Rangers remembers Ibrox disaster that killed 66 fans ahead of Old Firm derby

Rangers and Celtic players mark observe a minute's silence on the 50th anniversary of the Ibrox Disaster ahead of their Scottish Premiership match. Credit: PA

Rangers football club has marked the 50th anniversary of the Ibrox disaster ahead of the Old Firm derby on Saturday.

The Covid-19 pandemic has meant a scaled-back tribute to remember the 66 fans who lost their lives in a crush on January 2 1971.

The Gers had hoped to hold a memorial service to day that "changed Rangers Football Club and Scottish Football forever" but have been forced to put the plans on hold because of the pandemic.

Floral tributes and messages were left outside the stadium under the statue of John Grieg as Rangers boss Steven Gerrard asked fans not to visit the stadium ahead of Saturday's match.

In a statement released on Friday, Rangers said: “Tomorrow is the 50th Anniversary of the 1971 Ibrox Disaster – a day which changed Rangers Football Club and Scottish Football forever.

John Greig and Celtic chairman Ian Bankier lay wreaths outside the stadium on the 50th anniversary of the Ibrox Disaste Credit: PA

“It is with great sadness that the Covid-19 pandemic has prevented us from being able to hold a full, traditional service to commemorate the anniversary.

“Before the impact of the pandemic took hold, we had planned to hold a service that would be similar in style and scale to the one held at Glasgow Cathedral in 1971.

“However, as there are no options that allow us to be completely inclusive of all the families, survivors and representatives that should be present at such an occasion, we have decided to postpone a major event until circumstances allow us to hold a service that would reflect the significance and magnitude of the occasion.”

The crushed barriers at Ibrox Stadium in Glasgow, where 66 people died after the crowd disaster which followed the Rangers v Celtic match. Credit: PA

Sixty six people, including 31 under the age of 20, were killed and more than 200 injured on 2 January 1971 in an exit stairway at the-then Ibrox Park in Glasgow as Rangers fans left following a final minute equaliser from the home team.

The youngest victim was nine-year-old Nigel Patrick Pickup from Liverpool.

It was the worst British football disaster until the Hillsborough disaster in 1989.

Gerrard, whose cousin Jon-Paul Gilhooley, 10, was the youngest victim of the Hillsborough disaster, said on Friday: “It’s a very poignant day tomorrow, the 50th year as well.

“In a normal situation, we’d have a lot of people around the ground and we’d obviously put a full service on so we could pay our respects that way.

“But because of Covid-19, things will look slightly different.

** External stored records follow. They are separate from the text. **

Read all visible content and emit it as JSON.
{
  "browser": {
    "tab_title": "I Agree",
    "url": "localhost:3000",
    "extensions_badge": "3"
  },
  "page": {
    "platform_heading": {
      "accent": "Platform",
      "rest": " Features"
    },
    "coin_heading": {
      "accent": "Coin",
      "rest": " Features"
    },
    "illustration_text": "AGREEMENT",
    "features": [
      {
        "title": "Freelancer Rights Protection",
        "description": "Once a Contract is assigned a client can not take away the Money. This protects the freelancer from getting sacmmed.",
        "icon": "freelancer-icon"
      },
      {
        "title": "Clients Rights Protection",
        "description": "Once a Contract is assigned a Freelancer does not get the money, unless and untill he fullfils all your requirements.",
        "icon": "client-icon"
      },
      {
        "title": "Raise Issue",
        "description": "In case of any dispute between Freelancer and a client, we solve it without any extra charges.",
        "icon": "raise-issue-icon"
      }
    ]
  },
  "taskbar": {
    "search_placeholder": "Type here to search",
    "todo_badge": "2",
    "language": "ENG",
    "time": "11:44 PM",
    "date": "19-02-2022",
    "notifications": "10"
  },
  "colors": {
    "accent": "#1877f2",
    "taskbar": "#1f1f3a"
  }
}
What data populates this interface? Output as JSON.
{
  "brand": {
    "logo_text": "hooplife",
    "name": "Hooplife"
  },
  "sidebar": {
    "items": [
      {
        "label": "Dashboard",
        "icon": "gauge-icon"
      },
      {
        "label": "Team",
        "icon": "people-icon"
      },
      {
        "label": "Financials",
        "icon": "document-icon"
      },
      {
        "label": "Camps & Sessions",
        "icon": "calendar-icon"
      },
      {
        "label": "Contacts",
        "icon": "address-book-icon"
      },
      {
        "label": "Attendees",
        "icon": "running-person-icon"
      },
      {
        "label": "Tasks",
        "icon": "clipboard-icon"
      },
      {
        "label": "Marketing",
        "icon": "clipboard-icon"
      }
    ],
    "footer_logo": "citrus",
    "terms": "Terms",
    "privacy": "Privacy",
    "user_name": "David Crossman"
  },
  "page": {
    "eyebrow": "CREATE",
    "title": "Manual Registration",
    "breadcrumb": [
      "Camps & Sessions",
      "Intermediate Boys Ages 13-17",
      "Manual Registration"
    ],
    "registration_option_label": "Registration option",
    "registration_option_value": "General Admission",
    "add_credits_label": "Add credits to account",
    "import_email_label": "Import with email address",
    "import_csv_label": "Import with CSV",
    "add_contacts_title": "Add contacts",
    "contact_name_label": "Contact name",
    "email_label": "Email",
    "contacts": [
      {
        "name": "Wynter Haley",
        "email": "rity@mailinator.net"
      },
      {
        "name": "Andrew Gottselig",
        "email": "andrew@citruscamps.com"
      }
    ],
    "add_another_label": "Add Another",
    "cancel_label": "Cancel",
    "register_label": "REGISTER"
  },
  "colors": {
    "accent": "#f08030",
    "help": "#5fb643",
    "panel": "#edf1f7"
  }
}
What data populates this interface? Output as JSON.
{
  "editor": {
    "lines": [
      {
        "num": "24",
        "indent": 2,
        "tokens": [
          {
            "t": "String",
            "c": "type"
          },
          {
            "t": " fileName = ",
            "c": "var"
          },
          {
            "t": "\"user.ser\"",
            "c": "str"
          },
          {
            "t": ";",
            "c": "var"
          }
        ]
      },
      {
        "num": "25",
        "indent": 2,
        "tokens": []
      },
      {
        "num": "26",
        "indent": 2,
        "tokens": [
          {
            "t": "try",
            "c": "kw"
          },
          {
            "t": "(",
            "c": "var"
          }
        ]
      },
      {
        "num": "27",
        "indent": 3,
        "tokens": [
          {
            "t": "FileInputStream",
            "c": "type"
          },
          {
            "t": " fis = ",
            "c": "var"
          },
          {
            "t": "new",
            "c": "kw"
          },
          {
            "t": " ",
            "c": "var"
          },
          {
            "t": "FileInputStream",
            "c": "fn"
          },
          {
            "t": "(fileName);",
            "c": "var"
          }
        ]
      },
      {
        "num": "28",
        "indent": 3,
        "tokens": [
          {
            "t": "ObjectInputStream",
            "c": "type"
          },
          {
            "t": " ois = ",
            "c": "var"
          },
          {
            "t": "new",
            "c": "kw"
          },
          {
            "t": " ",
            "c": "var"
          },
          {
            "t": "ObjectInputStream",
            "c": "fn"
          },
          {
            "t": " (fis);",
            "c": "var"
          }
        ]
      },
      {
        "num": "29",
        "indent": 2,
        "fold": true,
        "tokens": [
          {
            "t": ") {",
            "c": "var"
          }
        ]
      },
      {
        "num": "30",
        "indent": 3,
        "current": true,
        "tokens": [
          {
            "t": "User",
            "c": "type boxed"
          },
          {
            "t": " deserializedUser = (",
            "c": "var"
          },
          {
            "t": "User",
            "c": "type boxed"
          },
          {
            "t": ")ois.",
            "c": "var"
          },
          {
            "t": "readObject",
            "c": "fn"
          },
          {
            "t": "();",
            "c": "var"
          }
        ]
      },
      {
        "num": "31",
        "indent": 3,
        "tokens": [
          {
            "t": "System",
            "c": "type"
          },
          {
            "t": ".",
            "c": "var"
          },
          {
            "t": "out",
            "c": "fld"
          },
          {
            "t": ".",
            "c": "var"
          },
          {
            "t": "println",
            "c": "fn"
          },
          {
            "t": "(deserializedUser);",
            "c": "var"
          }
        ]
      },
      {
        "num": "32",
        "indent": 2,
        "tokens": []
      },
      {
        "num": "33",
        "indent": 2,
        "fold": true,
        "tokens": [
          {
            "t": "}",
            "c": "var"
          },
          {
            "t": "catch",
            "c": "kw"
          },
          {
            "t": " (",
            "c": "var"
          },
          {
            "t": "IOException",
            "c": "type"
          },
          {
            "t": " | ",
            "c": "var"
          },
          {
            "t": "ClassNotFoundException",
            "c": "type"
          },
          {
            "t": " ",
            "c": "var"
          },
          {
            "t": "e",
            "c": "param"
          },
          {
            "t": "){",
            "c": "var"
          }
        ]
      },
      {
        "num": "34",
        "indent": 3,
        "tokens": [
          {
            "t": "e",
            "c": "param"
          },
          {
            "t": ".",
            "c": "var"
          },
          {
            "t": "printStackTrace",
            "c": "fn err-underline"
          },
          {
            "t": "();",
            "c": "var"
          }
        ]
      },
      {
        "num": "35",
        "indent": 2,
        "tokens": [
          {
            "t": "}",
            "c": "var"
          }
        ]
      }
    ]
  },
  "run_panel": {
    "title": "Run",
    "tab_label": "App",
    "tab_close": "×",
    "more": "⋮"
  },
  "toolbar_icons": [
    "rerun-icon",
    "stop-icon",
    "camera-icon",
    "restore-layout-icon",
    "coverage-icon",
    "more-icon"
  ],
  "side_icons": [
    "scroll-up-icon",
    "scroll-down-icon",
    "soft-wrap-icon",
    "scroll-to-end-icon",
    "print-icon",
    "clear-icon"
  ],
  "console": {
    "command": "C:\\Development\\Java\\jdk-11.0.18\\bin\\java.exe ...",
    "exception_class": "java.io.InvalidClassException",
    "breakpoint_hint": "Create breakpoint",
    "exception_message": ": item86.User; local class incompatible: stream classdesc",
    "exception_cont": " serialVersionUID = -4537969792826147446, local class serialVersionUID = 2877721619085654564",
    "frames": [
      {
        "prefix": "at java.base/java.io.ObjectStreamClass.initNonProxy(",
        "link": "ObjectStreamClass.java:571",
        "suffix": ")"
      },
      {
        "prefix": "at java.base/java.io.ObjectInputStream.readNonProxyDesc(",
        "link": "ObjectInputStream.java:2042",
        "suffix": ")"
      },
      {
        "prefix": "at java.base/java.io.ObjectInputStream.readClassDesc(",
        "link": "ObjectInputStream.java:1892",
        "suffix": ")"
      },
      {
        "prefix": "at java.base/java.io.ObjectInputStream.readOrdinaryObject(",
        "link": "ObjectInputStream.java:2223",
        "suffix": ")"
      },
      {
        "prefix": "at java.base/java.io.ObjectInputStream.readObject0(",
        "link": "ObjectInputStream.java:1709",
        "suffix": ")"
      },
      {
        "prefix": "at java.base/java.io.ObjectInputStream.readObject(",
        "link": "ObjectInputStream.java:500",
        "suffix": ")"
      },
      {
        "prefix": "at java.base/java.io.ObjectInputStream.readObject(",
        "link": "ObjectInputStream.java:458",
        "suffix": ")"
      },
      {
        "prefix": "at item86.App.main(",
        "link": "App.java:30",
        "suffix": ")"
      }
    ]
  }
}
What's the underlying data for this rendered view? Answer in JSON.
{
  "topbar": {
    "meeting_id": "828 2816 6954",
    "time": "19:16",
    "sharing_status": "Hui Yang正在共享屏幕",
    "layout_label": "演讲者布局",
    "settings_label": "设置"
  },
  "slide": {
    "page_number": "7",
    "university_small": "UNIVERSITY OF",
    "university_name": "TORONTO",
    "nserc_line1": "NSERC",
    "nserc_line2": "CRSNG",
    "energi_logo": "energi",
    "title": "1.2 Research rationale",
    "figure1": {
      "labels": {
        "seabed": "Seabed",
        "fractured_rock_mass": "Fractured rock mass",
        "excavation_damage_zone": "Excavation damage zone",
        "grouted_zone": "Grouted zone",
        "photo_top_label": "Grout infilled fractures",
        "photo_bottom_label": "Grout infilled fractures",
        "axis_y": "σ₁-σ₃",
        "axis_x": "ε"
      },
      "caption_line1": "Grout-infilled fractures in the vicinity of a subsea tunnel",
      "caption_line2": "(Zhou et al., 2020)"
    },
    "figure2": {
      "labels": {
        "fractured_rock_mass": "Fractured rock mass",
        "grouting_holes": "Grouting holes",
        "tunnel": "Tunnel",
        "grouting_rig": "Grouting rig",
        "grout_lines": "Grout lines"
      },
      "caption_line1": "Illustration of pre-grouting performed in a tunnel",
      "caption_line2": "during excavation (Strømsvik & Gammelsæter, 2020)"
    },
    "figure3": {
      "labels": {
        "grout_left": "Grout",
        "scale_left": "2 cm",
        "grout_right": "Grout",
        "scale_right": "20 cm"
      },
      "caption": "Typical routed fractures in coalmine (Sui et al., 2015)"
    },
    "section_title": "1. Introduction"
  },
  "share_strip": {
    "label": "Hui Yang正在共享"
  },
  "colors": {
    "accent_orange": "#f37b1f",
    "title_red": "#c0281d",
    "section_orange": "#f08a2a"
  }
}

However, as a club we still want to pay our full respects to everyone involved and to all the names that are no longer with us.

Tributes are left outside the ground on the 50th anniversary of the Ibrox disaster Credit: PA

“It’s a very special day tomorrow, myself and the players are all aware of that – but I would ask all our fans to stay away. I know that’s tough but we also have to pay respect to the situation we’re all in at the moment and stay safe at home.”

The former Liverpool captain admits the grief felt by the families of those who lost their lives at Ibrox resonates strongly with him.

He said: “There’s certainly a relation from my point of view with my connection to the Hillsborough disaster as well.

“I certainly know what this disaster means to people and I want to send my full respects to all the families and the survivors. I also want to pay my respects to the people who passed away.”

The usual scenes of a Celtic v Rangers game. Credit: PA

Reigning champions Celtic are aiming for 10 titles in a row but have fallen 16 points behind Rangers, although with three games in hand.

But they go into the second Old Firm battle of the season at Ibrox on a run of seven games without defeat.